### Data to process

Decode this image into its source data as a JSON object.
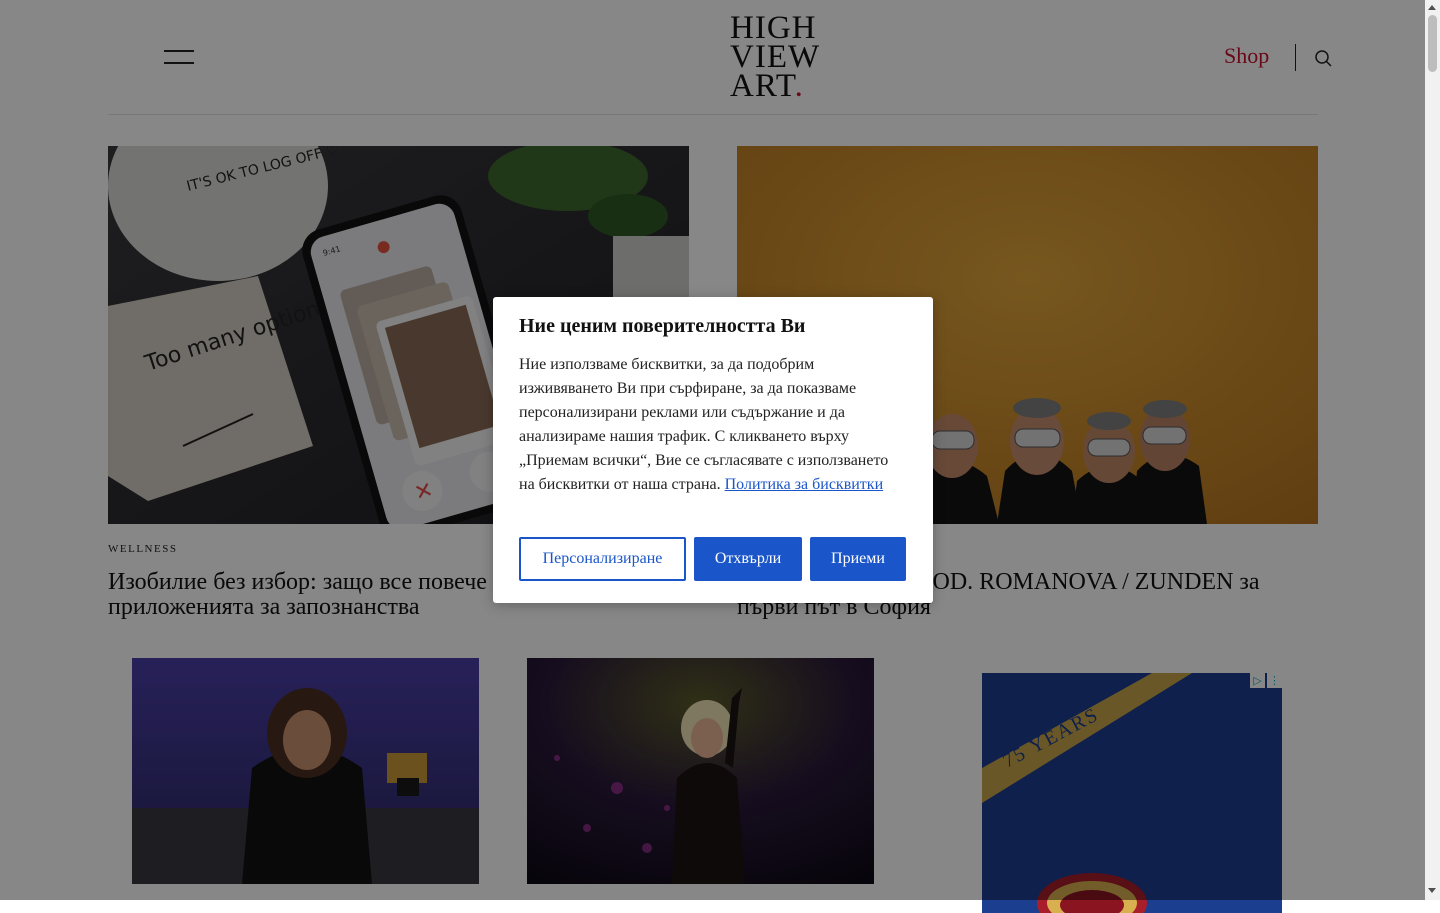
{
  "header": {
    "logo_lines": [
      "HIGH",
      "VIEW",
      "ART"
    ],
    "logo_dot": ".",
    "shop_label": "Shop"
  },
  "features": [
    {
      "category": "WELLNESS",
      "title": "Изобилие без избор: защо все повече хора изтриват приложенията за запознанства",
      "image": {
        "mug_text": "IT'S OK TO LOG OFF ♡",
        "note_text": "Too many options?",
        "phone_time": "9:41"
      }
    },
    {
      "title": "KRAFTWERK и MOD. ROMANOVA / ZUNDEN за първи път в София"
    }
  ],
  "ad": {
    "ribbon_text": "75 YEARS"
  },
  "cookie_modal": {
    "title": "Ние ценим поверителността Ви",
    "body": "Ние използваме бисквитки, за да подобрим изживяването Ви при сърфиране, за да показваме персонализирани реклами или съдържание и да анализираме нашия трафик. С кликването върху „Приемам всички“, Вие се съгласявате с използването на бисквитки от наша страна.",
    "policy_link": "Политика за бисквитки",
    "buttons": {
      "customize": "Персонализиране",
      "reject": "Отхвърли",
      "accept": "Приеми"
    }
  },
  "colors": {
    "accent_red": "#c8102e",
    "button_blue": "#1a56c9",
    "overlay": "rgba(0,0,0,0.47)"
  },
  "icons": {
    "menu": "hamburger-icon",
    "search": "search-icon"
  }
}
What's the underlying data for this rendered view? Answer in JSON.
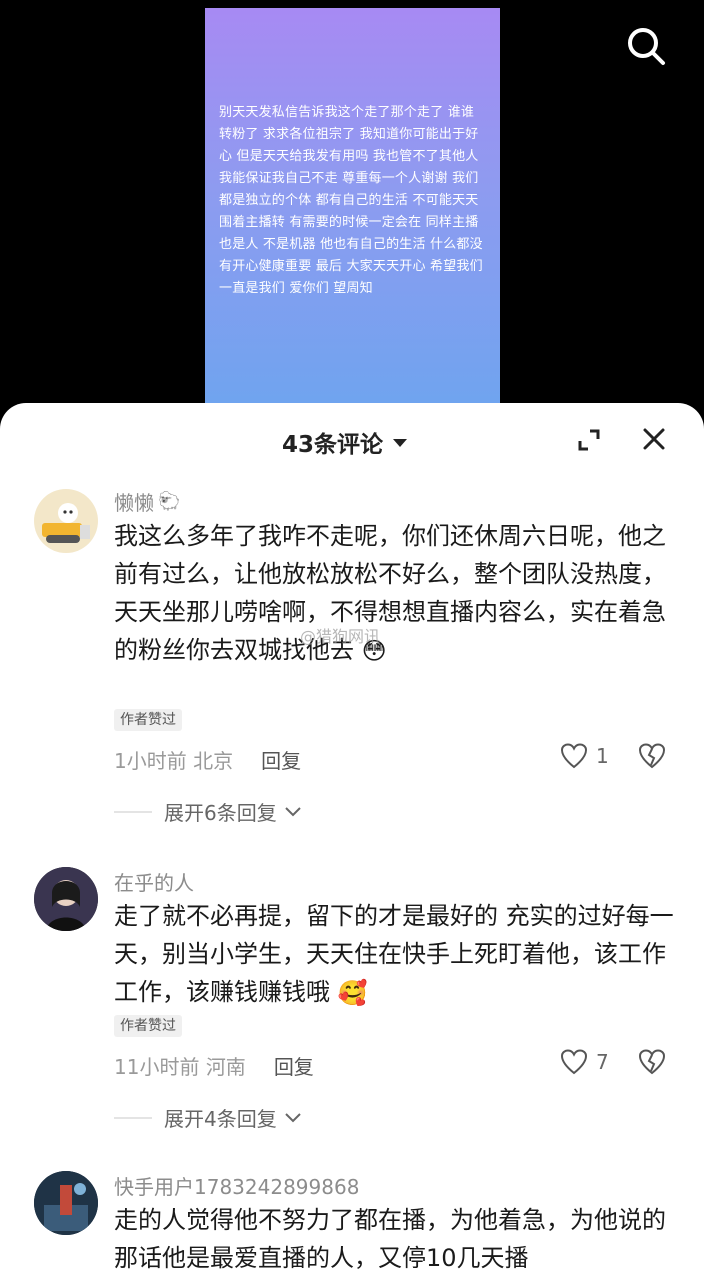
{
  "video": {
    "overlay_text": "别天天发私信告诉我这个走了那个走了 谁谁转粉了 求求各位祖宗了 我知道你可能出于好心 但是天天给我发有用吗 我也管不了其他人 我能保证我自己不走 尊重每一个人谢谢 我们都是独立的个体 都有自己的生活 不可能天天围着主播转 有需要的时候一定会在 同样主播也是人 不是机器 他也有自己的生活 什么都没有开心健康重要 最后 大家天天开心 希望我们一直是我们 爱你们 望周知"
  },
  "sheet": {
    "comment_count": "43条评论"
  },
  "comments": [
    {
      "username": "懒懒",
      "text": "我这么多年了我咋不走呢，你们还休周六日呢，他之前有过么，让他放松放松不好么，整个团队没热度，天天坐那儿唠啥啊，不得想想直播内容么，实在着急的粉丝你去双城找他去",
      "badge": "作者赞过",
      "time": "1小时前",
      "location": "北京",
      "reply_label": "回复",
      "likes": "1",
      "expand_label": "展开6条回复"
    },
    {
      "username": "在乎的人",
      "text": "走了就不必再提，留下的才是最好的 充实的过好每一天，别当小学生，天天住在快手上死盯着他，该工作工作，该赚钱赚钱哦",
      "badge": "作者赞过",
      "time": "11小时前",
      "location": "河南",
      "reply_label": "回复",
      "likes": "7",
      "expand_label": "展开4条回复"
    },
    {
      "username": "快手用户1783242899868",
      "text": "走的人觉得他不努力了都在播，为他着急，为他说的那话他是最爱直播的人，又停10几天播"
    }
  ],
  "watermark": "@猎狗网讯"
}
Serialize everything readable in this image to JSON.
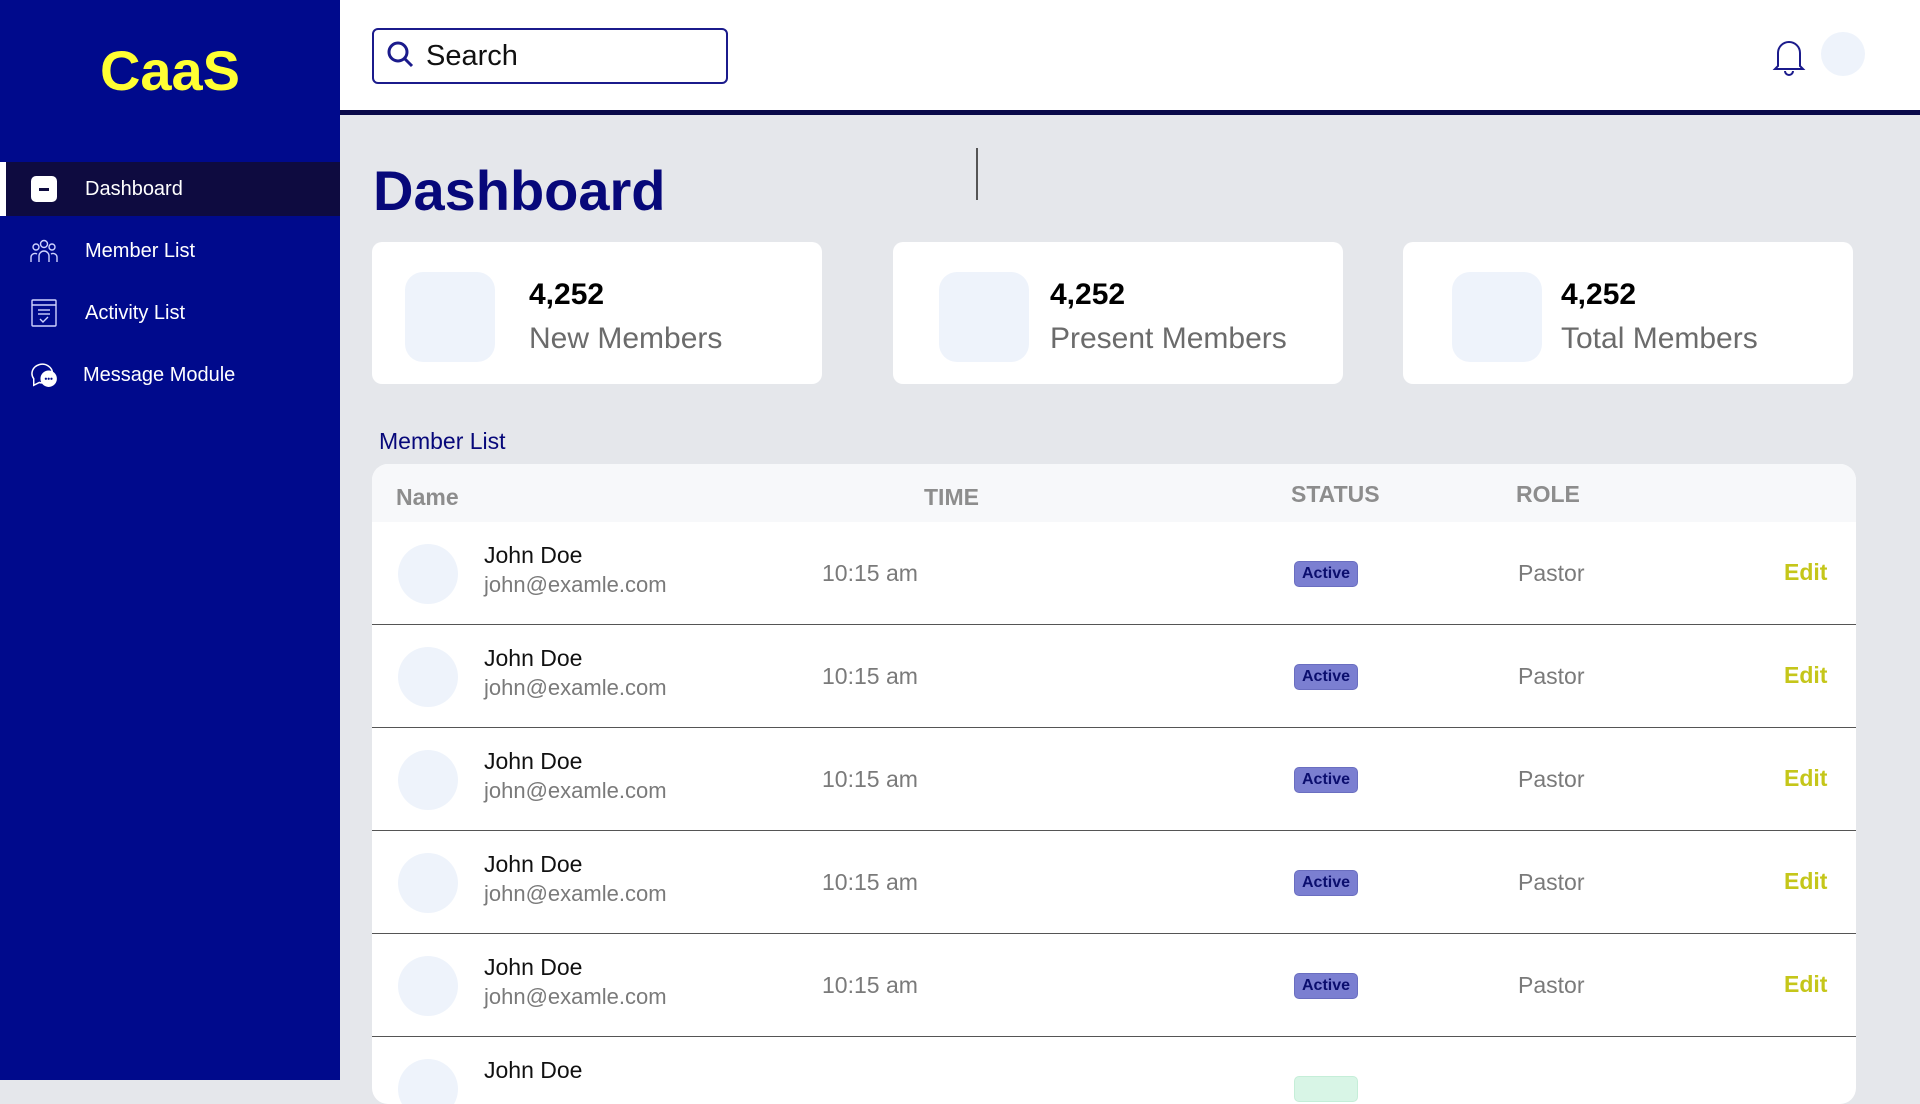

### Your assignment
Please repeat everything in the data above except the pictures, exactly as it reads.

### Finished task
Decode this image into its source data as a JSON object.
{
  "header": {
    "logo_lines": [
      "HIGH",
      "VIEW",
      "ART"
    ],
    "logo_dot": ".",
    "shop_label": "Shop"
  },
  "features": [
    {
      "category": "WELLNESS",
      "title": "Изобилие без избор: защо все повече хора изтриват приложенията за запознанства",
      "image": {
        "mug_text": "IT'S OK TO LOG OFF ♡",
        "note_text": "Too many options?",
        "phone_time": "9:41"
      }
    },
    {
      "title": "KRAFTWERK и MOD. ROMANOVA / ZUNDEN за първи път в София"
    }
  ],
  "ad": {
    "ribbon_text": "75 YEARS"
  },
  "cookie_modal": {
    "title": "Ние ценим поверителността Ви",
    "body": "Ние използваме бисквитки, за да подобрим изживяването Ви при сърфиране, за да показваме персонализирани реклами или съдържание и да анализираме нашия трафик. С кликването върху „Приемам всички“, Вие се съгласявате с използването на бисквитки от наша страна.",
    "policy_link": "Политика за бисквитки",
    "buttons": {
      "customize": "Персонализиране",
      "reject": "Отхвърли",
      "accept": "Приеми"
    }
  },
  "colors": {
    "accent_red": "#c8102e",
    "button_blue": "#1a56c9",
    "overlay": "rgba(0,0,0,0.47)"
  },
  "icons": {
    "menu": "hamburger-icon",
    "search": "search-icon"
  }
}
What's the underlying data for this rendered view? Answer in JSON.
{
  "video": {
    "overlay_text": "别天天发私信告诉我这个走了那个走了 谁谁转粉了 求求各位祖宗了 我知道你可能出于好心 但是天天给我发有用吗 我也管不了其他人 我能保证我自己不走 尊重每一个人谢谢 我们都是独立的个体 都有自己的生活 不可能天天围着主播转 有需要的时候一定会在 同样主播也是人 不是机器 他也有自己的生活 什么都没有开心健康重要 最后 大家天天开心 希望我们一直是我们 爱你们 望周知"
  },
  "sheet": {
    "comment_count": "43条评论"
  },
  "comments": [
    {
      "username": "懒懒",
      "text": "我这么多年了我咋不走呢，你们还休周六日呢，他之前有过么，让他放松放松不好么，整个团队没热度，天天坐那儿唠啥啊，不得想想直播内容么，实在着急的粉丝你去双城找他去",
      "badge": "作者赞过",
      "time": "1小时前",
      "location": "北京",
      "reply_label": "回复",
      "likes": "1",
      "expand_label": "展开6条回复"
    },
    {
      "username": "在乎的人",
      "text": "走了就不必再提，留下的才是最好的 充实的过好每一天，别当小学生，天天住在快手上死盯着他，该工作工作，该赚钱赚钱哦",
      "badge": "作者赞过",
      "time": "11小时前",
      "location": "河南",
      "reply_label": "回复",
      "likes": "7",
      "expand_label": "展开4条回复"
    },
    {
      "username": "快手用户1783242899868",
      "text": "走的人觉得他不努力了都在播，为他着急，为他说的那话他是最爱直播的人，又停10几天播"
    }
  ],
  "watermark": "@猎狗网讯"
}
Serialize everything readable in this image to JSON.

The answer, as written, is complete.